Henrietta's cells were, and still are, some of the strongest cells known to science--they reproduce an entire generation every 24 hours. "If allowed to grow uninhibited," Howard Jones and his Hopkins colleagues said in 1971, "[HeLa cells] would have taken over the world by this time." This strength provided a research workhorse to irradiate, poison, and manipulate without inflicting harm; but it also meant research labs were only big enough for one culture: HeLa.
Though it took three decades for the Geys to succeed with their efforts to create a human cell line, after their success with HeLa, culturing cells became suspiciously easy. Researchers cultivated tissue samples from their own bodies and the bodies of their families and patients. Most grew successfully. Sure, the samples struggled during the first few weeks, or even months, in culture, but then, suddenly, they flourished. Samples blossomed into full-blown healthy cell lines with the strength of, well, the HeLa cell.
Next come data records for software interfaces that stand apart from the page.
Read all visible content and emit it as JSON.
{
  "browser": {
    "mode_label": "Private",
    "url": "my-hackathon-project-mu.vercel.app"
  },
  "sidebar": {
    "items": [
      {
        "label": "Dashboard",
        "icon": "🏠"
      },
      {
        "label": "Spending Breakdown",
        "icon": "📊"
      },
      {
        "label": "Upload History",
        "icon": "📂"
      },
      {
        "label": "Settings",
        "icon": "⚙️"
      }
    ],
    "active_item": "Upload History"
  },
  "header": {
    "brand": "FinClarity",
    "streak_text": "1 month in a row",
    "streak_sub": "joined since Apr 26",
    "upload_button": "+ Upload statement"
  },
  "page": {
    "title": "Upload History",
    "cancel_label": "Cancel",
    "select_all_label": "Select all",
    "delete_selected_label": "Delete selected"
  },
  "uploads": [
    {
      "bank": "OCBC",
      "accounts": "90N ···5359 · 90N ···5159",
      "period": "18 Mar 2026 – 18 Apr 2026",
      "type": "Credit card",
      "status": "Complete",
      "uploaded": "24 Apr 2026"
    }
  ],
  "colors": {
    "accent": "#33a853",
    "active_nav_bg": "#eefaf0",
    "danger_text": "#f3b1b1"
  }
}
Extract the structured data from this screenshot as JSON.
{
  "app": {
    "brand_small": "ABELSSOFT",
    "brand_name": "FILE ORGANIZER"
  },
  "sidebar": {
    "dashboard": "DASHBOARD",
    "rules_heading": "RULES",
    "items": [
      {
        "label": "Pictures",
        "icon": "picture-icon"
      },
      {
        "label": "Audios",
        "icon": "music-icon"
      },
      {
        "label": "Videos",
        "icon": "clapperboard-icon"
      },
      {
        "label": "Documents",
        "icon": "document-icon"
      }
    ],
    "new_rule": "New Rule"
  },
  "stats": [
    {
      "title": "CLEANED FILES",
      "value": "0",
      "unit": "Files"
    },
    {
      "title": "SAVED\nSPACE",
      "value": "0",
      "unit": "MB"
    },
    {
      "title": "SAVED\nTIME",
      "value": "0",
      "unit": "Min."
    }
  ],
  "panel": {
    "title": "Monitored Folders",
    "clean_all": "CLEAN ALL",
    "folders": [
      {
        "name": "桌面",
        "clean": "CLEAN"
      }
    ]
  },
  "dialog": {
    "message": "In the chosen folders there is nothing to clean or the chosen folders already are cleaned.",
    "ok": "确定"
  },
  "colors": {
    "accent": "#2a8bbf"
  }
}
In 1974, a researcher by the name of Walter Nelson-Rees started what everyone called a nasty rumor: HeLa cells, he claimed, had infiltrated the world's stock of cell cultures. No one wanted to believe him. For almost three decades researchers had done complex experiments on what they thought were breast cells, prostate cells, or placental cells, and suddenly, rumor had it they'd been working with HeLa cells all along. To believe this would be to believe that years of work and millions of dollars had, in essence, been wasted.
We have Henrietta Lacks to thank for any number of treatments, including the polio vaccine. Her cancer became our cures. Posted by Odious at 9:37 PM. 0 Comments